__PROVIDED DATA__
##########

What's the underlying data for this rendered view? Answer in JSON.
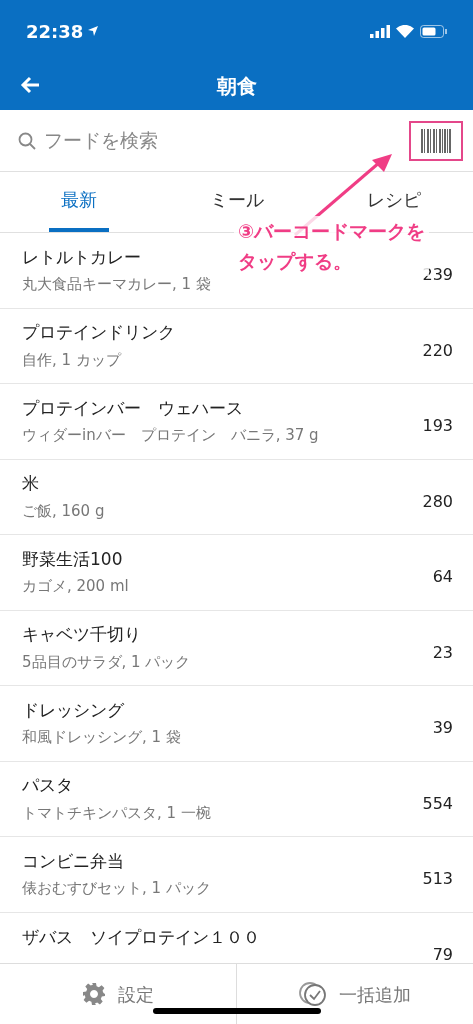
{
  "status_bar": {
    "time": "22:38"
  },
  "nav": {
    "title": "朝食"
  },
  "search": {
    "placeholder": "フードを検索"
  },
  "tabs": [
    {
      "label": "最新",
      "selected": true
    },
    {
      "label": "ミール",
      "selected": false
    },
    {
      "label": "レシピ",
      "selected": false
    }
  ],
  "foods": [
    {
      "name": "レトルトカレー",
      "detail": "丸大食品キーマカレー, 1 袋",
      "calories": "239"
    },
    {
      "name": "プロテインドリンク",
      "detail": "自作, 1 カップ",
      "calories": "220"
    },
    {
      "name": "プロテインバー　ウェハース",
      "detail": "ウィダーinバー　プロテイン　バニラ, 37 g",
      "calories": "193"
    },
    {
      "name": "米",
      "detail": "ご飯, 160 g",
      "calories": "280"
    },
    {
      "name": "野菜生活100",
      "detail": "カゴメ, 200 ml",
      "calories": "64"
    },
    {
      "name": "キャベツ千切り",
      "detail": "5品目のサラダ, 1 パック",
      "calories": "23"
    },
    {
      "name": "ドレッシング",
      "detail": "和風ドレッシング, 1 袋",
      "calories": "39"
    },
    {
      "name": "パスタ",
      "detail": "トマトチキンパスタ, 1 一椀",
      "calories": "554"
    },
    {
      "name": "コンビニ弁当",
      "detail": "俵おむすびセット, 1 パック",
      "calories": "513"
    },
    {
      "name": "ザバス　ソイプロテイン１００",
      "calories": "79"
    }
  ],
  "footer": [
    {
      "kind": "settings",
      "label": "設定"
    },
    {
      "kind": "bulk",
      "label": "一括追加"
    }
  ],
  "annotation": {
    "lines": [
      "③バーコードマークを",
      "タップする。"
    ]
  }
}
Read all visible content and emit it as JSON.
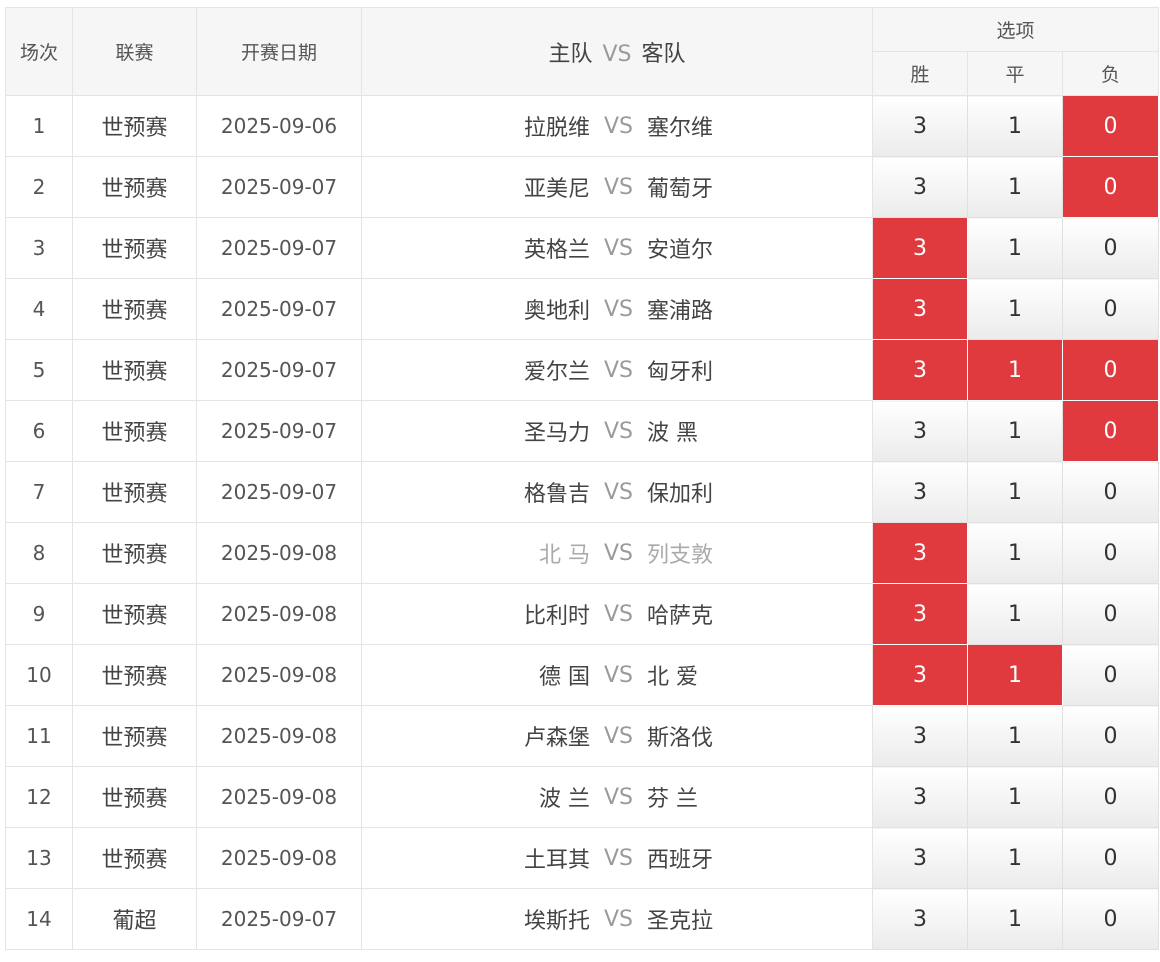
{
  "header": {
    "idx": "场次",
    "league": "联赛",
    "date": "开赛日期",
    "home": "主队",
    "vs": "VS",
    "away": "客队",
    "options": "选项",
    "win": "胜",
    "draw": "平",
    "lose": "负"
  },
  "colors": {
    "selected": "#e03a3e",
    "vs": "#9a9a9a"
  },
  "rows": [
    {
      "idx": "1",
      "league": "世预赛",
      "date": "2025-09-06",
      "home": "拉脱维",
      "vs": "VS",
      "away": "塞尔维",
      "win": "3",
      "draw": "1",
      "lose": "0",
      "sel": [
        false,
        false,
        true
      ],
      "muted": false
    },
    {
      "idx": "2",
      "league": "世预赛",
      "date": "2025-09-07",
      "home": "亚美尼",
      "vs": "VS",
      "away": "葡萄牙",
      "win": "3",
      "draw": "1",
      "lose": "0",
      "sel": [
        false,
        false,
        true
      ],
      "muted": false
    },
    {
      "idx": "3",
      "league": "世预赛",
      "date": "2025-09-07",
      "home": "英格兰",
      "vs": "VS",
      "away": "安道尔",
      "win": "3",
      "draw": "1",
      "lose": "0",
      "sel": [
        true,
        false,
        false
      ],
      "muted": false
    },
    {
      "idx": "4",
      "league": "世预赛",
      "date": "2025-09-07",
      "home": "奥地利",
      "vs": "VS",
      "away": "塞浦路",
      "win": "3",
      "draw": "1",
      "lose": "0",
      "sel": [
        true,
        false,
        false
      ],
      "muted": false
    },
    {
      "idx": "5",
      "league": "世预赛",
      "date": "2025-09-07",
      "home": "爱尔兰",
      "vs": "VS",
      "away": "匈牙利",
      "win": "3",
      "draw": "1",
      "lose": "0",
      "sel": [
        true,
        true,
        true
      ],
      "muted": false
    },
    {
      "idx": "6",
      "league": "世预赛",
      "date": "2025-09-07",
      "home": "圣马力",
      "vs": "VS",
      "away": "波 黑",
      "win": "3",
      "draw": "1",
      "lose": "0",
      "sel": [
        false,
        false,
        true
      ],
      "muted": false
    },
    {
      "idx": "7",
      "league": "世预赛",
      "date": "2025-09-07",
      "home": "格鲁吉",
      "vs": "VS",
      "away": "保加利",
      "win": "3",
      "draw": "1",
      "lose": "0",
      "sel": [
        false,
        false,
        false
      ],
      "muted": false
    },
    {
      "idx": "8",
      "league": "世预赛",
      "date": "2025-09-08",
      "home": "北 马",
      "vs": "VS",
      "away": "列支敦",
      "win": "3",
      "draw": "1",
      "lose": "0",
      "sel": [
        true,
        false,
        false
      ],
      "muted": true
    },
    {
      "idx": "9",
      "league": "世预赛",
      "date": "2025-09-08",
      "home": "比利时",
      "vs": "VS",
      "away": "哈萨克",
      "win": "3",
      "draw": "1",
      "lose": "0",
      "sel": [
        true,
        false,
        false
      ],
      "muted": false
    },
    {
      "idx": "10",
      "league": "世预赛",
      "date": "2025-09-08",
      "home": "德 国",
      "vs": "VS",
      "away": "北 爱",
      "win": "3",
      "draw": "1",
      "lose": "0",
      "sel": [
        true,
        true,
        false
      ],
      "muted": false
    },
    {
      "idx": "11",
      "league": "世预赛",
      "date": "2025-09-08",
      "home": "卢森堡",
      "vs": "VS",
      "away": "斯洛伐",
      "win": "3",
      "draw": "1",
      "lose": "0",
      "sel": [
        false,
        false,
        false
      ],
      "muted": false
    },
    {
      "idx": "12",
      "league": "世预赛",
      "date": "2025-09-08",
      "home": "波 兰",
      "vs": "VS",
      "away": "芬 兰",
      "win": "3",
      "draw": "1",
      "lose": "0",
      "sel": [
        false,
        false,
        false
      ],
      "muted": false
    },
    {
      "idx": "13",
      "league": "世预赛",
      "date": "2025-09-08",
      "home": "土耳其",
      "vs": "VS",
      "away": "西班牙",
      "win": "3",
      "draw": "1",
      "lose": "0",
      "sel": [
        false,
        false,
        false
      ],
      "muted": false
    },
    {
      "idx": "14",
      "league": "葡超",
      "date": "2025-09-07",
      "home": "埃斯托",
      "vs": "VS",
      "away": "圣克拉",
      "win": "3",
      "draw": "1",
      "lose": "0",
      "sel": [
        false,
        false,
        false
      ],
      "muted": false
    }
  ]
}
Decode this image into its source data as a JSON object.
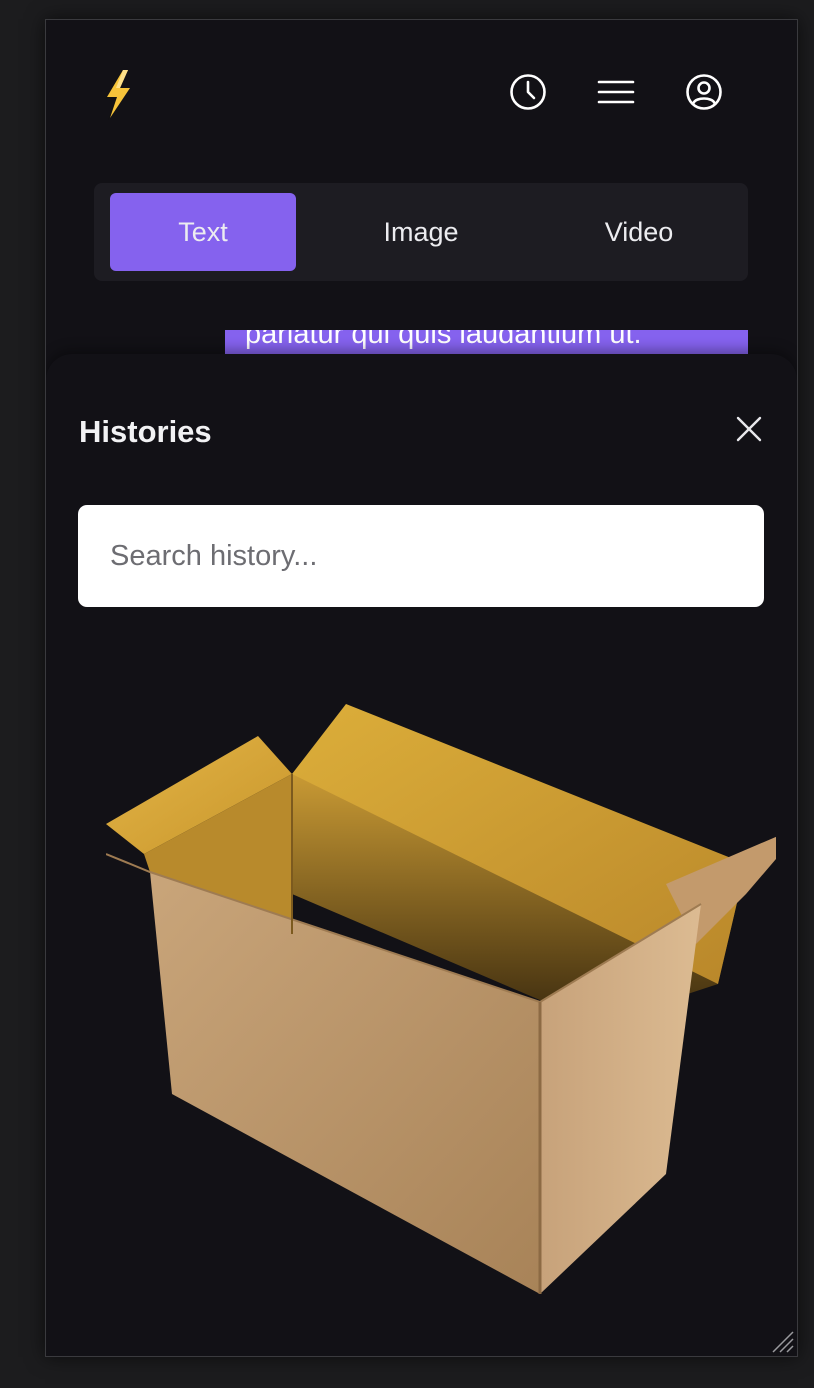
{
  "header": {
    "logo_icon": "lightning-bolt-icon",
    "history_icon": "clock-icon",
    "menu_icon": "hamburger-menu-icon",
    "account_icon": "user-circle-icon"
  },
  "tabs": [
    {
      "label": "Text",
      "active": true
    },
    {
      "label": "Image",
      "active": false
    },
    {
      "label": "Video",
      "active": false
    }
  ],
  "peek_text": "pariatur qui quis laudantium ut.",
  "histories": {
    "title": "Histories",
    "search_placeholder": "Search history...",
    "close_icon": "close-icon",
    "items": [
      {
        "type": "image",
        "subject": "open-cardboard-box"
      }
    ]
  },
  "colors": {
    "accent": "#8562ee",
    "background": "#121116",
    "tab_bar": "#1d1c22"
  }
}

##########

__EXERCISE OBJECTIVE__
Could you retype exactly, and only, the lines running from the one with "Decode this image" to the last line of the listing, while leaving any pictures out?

__SOLUTION BELOW__
Decode this image into its source data as a JSON object.
{
  "header": {
    "logo_icon": "lightning-bolt-icon",
    "history_icon": "clock-icon",
    "menu_icon": "hamburger-menu-icon",
    "account_icon": "user-circle-icon"
  },
  "tabs": [
    {
      "label": "Text",
      "active": true
    },
    {
      "label": "Image",
      "active": false
    },
    {
      "label": "Video",
      "active": false
    }
  ],
  "peek_text": "pariatur qui quis laudantium ut.",
  "histories": {
    "title": "Histories",
    "search_placeholder": "Search history...",
    "close_icon": "close-icon",
    "items": [
      {
        "type": "image",
        "subject": "open-cardboard-box"
      }
    ]
  },
  "colors": {
    "accent": "#8562ee",
    "background": "#121116",
    "tab_bar": "#1d1c22"
  }
}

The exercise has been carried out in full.